MANAGEMENT AND PROGNOSIS
Different treatment modalities have been described for EBV-SMT, including chemotherapy, surgical resection, antiviral therapy, and reduced immunosuppression. However, given the rarity and uncertain behavior of these tumors, no fixed approach has been described to treat these tumors.
In PT-SMT, surgery and/or reduced immunosuppression remain the main therapeutic approaches and provide comparable results.16 Sirolimus, which is an mTOR/Akt signal inhibitor, shows therapeutic benefits; however, it's not clear if it alone is responsible for disease stability.
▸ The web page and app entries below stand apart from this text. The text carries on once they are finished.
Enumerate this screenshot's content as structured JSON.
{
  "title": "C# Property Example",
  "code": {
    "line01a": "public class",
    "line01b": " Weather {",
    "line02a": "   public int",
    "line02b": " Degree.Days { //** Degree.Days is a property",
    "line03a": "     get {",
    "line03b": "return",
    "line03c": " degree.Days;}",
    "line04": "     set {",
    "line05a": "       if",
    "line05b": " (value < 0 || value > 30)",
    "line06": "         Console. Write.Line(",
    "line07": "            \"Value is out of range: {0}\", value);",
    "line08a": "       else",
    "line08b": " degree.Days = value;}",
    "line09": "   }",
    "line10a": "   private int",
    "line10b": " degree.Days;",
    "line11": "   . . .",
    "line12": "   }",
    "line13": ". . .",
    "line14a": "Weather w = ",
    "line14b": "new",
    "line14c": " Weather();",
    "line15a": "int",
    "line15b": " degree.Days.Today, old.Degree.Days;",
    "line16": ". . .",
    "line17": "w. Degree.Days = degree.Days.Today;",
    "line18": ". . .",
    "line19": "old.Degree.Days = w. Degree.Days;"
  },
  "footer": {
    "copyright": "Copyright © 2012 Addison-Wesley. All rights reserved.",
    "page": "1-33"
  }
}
As suppression of tumor neoangiogenesis is used as a potential target for therapy in several neoplasms including sarcomas, antiangiogenic molecules are being tried in these patients, although somewhat unsuccessfully.13
A review of the literature has revealed that HIV-SMT has the poorest prognosis among the 3 subtypes.6 Also, patients succumb to infectious complications in most cases rather than local tumor progression, especially in HIV and posttransplant patients. It is interesting to note that although HIV-SMTs most commonly occur in the brain, posttransplant patients who develop intracranial EBV-SMTs are associated with poor prognosis.6
Epstein-Barr virus–associated SMTs are rare soft tissue spindle cell neoplasms that occur in immunosuppressed individuals. There is a slight female preponderance for all subtypes and they can be seen in pediatric as well as adult patients. Histologic features and behavior are variable in HIV-SMT and immunosuppression-associated complications are more relevant and important for predicting outcome than tumor morphologic characteristics. Therapeutic strategies target the tumor location as well as the etiology of immunosuppression.
The authors have no relevant financial interest in the products or companies described in this article.